An estimated 300,000 sport-related concussions occur annually in the United States, with high school football players suffering more than 64,000 of those injuries (4, 12, 29). These are the known cases. Thousands more are believed to go unreported (5,16, 29). A concussion is defined as, "any transient neurological dysfunction resulting from a biomechanical force that may of may not result in a loss of consciousness" (8, p. 228). Unlike a cut, a scrape, or a broken leg, concussive injuries are rarely visually obvious. What makes concussive injuries even more complicated is the fact that concussion is a functional injury, not a structural one, meaning it will affect neurocognitive performance but not necessarily show up on MRI or CT scans (5,6,31). This could contribute to the lack of concussion diagnosis or to the belief that concussion does not necessitate conservative treatment if structural damage is not found. In 1990, Dr. M. Goldstein (9) referred to concussion as "a silent epidemic" (p. 327). Unfortunately, nearly two decades later, Goldstein's warning still sends shockwaves, as young athletes die from sport-induced concussions (1,13,25). Leading experts agree that high school athletes have a significantly greater risk of sustaining a concussion, and that those concussions take longer to heal when compared with concussions sustained by college-aged athletes (6,7). There are many potential reasons for this, but most researchers agree that the younger brain is more vulnerable because it is not fully developed (11,17). Furthermore, many concussions sustained by younger athletes go unreported because youth sport coaches, leaders, parents and even athletes themselves do not fully understand what concussion is or that it has occurred (6,16). Experts agree, even so-called "bell ringers" and "dings" require medical attention and should be considered concussive injuries (17,31). When such momentary states of disorientation or dizziness are ignored, an additional threat is posed in the form of Second Impact Syndrome, or SIS (1,13,22). SIS may occur when an athlete sustains a second concussion before the symptoms of the first have healed (1). Though rare, SIS is characterized by rapid swelling of the brain and may be fatal (2). SIS is most often associated with adolescent athletes, perhaps because of the sensitivity of their developing brains, and because the seriousness of the first concussion is often overlooked (1,5,13,22,28).

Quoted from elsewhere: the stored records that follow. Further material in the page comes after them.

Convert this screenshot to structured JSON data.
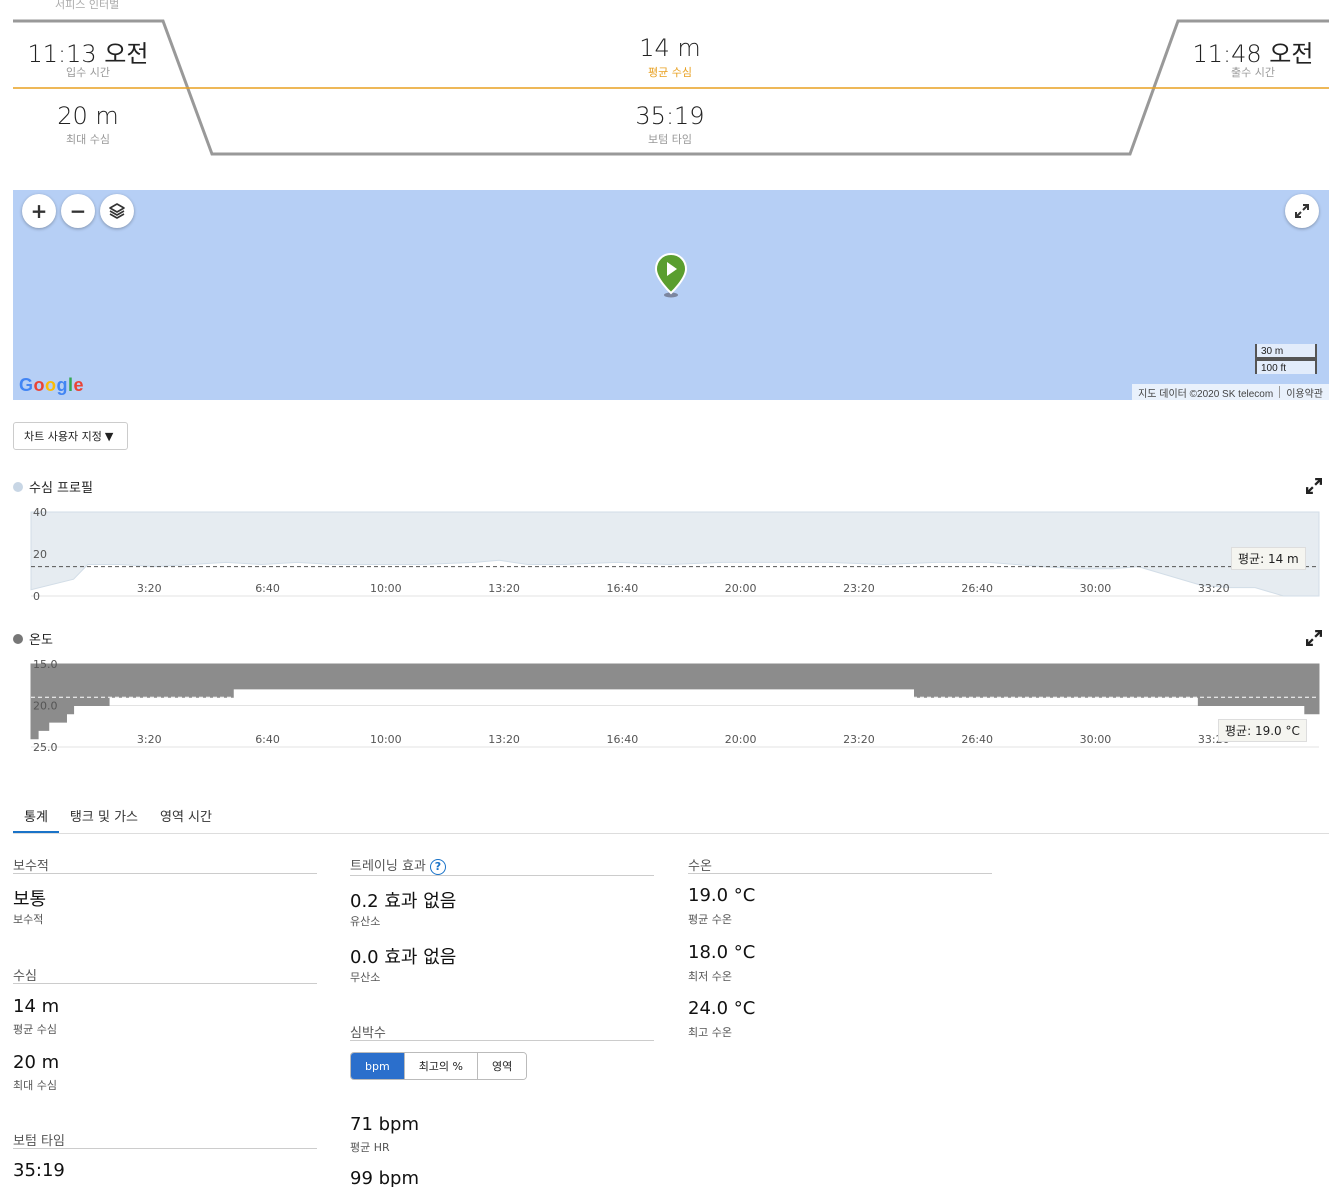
{
  "dive_summary": {
    "top_faint_label": "서피스 인터벌",
    "entry_time": {
      "value": "11:13 오전",
      "label": "입수 시간"
    },
    "avg_depth": {
      "value": "14 m",
      "label": "평균 수심"
    },
    "exit_time": {
      "value": "11:48 오전",
      "label": "출수 시간"
    },
    "max_depth": {
      "value": "20 m",
      "label": "최대 수심"
    },
    "bottom_time": {
      "value": "35:19",
      "label": "보텀 타임"
    }
  },
  "map": {
    "zoom_in": "+",
    "zoom_out": "−",
    "logo": [
      "G",
      "o",
      "o",
      "g",
      "l",
      "e"
    ],
    "scale_metric": "30 m",
    "scale_imperial": "100 ft",
    "attribution": "지도 데이터 ©2020 SK telecom",
    "terms": "이용약관",
    "colors": {
      "water": "#b6cff5",
      "marker": "#5a9e2f"
    }
  },
  "customize_button": "차트 사용자 지정",
  "depth_chart": {
    "title": "수심 프로필",
    "avg_label": "평균: 14 m"
  },
  "temp_chart": {
    "title": "온도",
    "avg_label": "평균: 19.0 °C"
  },
  "chart_data": [
    {
      "type": "area",
      "title": "수심 프로필",
      "x_ticks": [
        "3:20",
        "6:40",
        "10:00",
        "13:20",
        "16:40",
        "20:00",
        "23:20",
        "26:40",
        "30:00",
        "33:20"
      ],
      "y_ticks": [
        "0",
        "20",
        "40"
      ],
      "ylim": [
        40,
        0
      ],
      "xlim": [
        0,
        36.3
      ],
      "x_minutes": [
        0,
        1.2,
        1.6,
        2.5,
        3.5,
        4.5,
        5.5,
        6.5,
        7.5,
        8.5,
        10,
        11,
        12.5,
        13.2,
        14,
        15,
        16.5,
        18,
        19.5,
        21,
        22.5,
        24,
        25.5,
        27,
        28.5,
        29.5,
        30.5,
        31.2,
        32,
        33,
        33.8,
        34.5,
        35.3,
        36.3
      ],
      "depth_m": [
        3,
        8,
        15,
        15,
        14,
        15,
        16,
        15,
        16,
        15,
        15,
        15,
        16,
        17,
        15,
        15,
        16,
        15,
        16,
        16,
        16,
        15,
        16,
        16,
        14,
        13,
        13,
        14,
        10,
        5,
        4,
        4,
        0,
        0
      ],
      "average": 14,
      "grid": true
    },
    {
      "type": "area",
      "title": "온도",
      "x_ticks": [
        "3:20",
        "6:40",
        "10:00",
        "13:20",
        "16:40",
        "20:00",
        "23:20",
        "26:40",
        "30:00",
        "33:20"
      ],
      "y_ticks": [
        "25.0",
        "20.0",
        "15.0"
      ],
      "ylim": [
        15,
        25
      ],
      "xlim": [
        0,
        36.3
      ],
      "x_minutes": [
        0,
        0.2,
        0.5,
        0.9,
        1.0,
        1.2,
        2.2,
        5.7,
        24.9,
        32.9,
        35.9,
        36.3
      ],
      "temp_c": [
        24,
        23,
        22,
        22,
        21,
        20,
        19,
        18,
        19,
        20,
        21,
        21
      ],
      "average": 19.0,
      "grid": true
    }
  ],
  "tabs": [
    "통계",
    "탱크 및 가스",
    "영역 시간"
  ],
  "stats": {
    "conservatism": {
      "title": "보수적",
      "value": "보통",
      "label": "보수적"
    },
    "depth": {
      "title": "수심",
      "avg_value": "14 m",
      "avg_label": "평균 수심",
      "max_value": "20 m",
      "max_label": "최대 수심"
    },
    "bottom_time": {
      "title": "보텀 타임",
      "value": "35:19"
    },
    "training": {
      "title": "트레이닝 효과",
      "help": "?",
      "aerobic_value": "0.2 효과 없음",
      "aerobic_label": "유산소",
      "anaerobic_value": "0.0 효과 없음",
      "anaerobic_label": "무산소"
    },
    "heart_rate": {
      "title": "심박수",
      "segments": [
        "bpm",
        "최고의 %",
        "영역"
      ],
      "avg_value": "71 bpm",
      "avg_label": "평균 HR",
      "max_value": "99 bpm"
    },
    "water_temp": {
      "title": "수온",
      "avg_value": "19.0 °C",
      "avg_label": "평균 수온",
      "min_value": "18.0 °C",
      "min_label": "최저 수온",
      "max_value": "24.0 °C",
      "max_label": "최고 수온"
    }
  }
}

While the national spotlight illuminates instances of deaths that occur from sport-related concussion, there still remains the need to educate sport leaders on ways to protect the athletes who compete (21). The Centers for Disease Control and Prevention (3) offer a free toolkit, Heads Up: Concussion in High School Sports that is available to coaches at no charge. In addition, the National Athletic Trainers' Association (NATA) and its Appropriate Medical Care for Secondary School-Aged Athletes Task Force (AMCSSAA) have made several recommendations (11). Among them are that every high school in the United States develop and implement a comprehensive athletic health care administrative system. Athletic trainers and physicians are critical components of that system (11,16).
Recognizing a lack of athletic trainers in Idaho's secondary school setting and especially in the rural school environment, a study was conducted in 2006 with the dual purpose of examining the Idaho high school football coaches' general understanding of concussion, and determining whether or not those coaches were consistent with experts' recommendations when it came to managing concussion and determining the appropriate time for return to play following concussion. The findings make clearer the need for proper concussion management in high schools, including the need for athletic trainers and continuing education for coaches. Understanding the characteristics of concussion and recognizing the unavailability of athletic trainers, the following research questions guided this investigation: